• **What needs to be done**:
An identical copy of the records below is the expected result.
'''
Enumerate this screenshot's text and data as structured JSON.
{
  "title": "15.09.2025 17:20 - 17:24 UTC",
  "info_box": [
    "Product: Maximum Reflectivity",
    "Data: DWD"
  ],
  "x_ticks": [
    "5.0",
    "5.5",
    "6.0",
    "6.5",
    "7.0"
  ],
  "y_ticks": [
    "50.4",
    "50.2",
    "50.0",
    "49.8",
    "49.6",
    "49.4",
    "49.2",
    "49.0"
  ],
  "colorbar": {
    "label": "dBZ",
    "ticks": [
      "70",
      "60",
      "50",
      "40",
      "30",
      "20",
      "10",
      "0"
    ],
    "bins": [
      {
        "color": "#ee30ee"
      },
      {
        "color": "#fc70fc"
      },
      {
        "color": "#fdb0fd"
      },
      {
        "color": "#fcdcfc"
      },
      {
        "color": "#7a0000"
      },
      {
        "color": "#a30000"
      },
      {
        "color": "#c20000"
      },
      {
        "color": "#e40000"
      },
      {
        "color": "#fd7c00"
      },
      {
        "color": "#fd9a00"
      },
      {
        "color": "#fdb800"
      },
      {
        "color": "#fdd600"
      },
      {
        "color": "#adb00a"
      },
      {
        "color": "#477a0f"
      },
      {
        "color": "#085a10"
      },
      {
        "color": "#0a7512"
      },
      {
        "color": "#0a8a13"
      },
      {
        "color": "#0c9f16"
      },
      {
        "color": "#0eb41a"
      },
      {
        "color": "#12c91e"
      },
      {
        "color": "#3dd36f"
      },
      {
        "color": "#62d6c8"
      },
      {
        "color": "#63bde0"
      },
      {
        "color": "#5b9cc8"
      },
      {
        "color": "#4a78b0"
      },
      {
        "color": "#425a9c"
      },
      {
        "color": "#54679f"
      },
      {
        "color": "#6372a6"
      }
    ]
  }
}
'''
• **Task result**:
Enumerate this screenshot's text and data as structured JSON.
{
  "title": "15.09.2025 17:20 - 17:24 UTC",
  "info_box": [
    "Product: Maximum Reflectivity",
    "Data: DWD"
  ],
  "x_ticks": [
    "5.0",
    "5.5",
    "6.0",
    "6.5",
    "7.0"
  ],
  "y_ticks": [
    "50.4",
    "50.2",
    "50.0",
    "49.8",
    "49.6",
    "49.4",
    "49.2",
    "49.0"
  ],
  "colorbar": {
    "label": "dBZ",
    "ticks": [
      "70",
      "60",
      "50",
      "40",
      "30",
      "20",
      "10",
      "0"
    ],
    "bins": [
      {
        "color": "#ee30ee"
      },
      {
        "color": "#fc70fc"
      },
      {
        "color": "#fdb0fd"
      },
      {
        "color": "#fcdcfc"
      },
      {
        "color": "#7a0000"
      },
      {
        "color": "#a30000"
      },
      {
        "color": "#c20000"
      },
      {
        "color": "#e40000"
      },
      {
        "color": "#fd7c00"
      },
      {
        "color": "#fd9a00"
      },
      {
        "color": "#fdb800"
      },
      {
        "color": "#fdd600"
      },
      {
        "color": "#adb00a"
      },
      {
        "color": "#477a0f"
      },
      {
        "color": "#085a10"
      },
      {
        "color": "#0a7512"
      },
      {
        "color": "#0a8a13"
      },
      {
        "color": "#0c9f16"
      },
      {
        "color": "#0eb41a"
      },
      {
        "color": "#12c91e"
      },
      {
        "color": "#3dd36f"
      },
      {
        "color": "#62d6c8"
      },
      {
        "color": "#63bde0"
      },
      {
        "color": "#5b9cc8"
      },
      {
        "color": "#4a78b0"
      },
      {
        "color": "#425a9c"
      },
      {
        "color": "#54679f"
      },
      {
        "color": "#6372a6"
      }
    ]
  }
}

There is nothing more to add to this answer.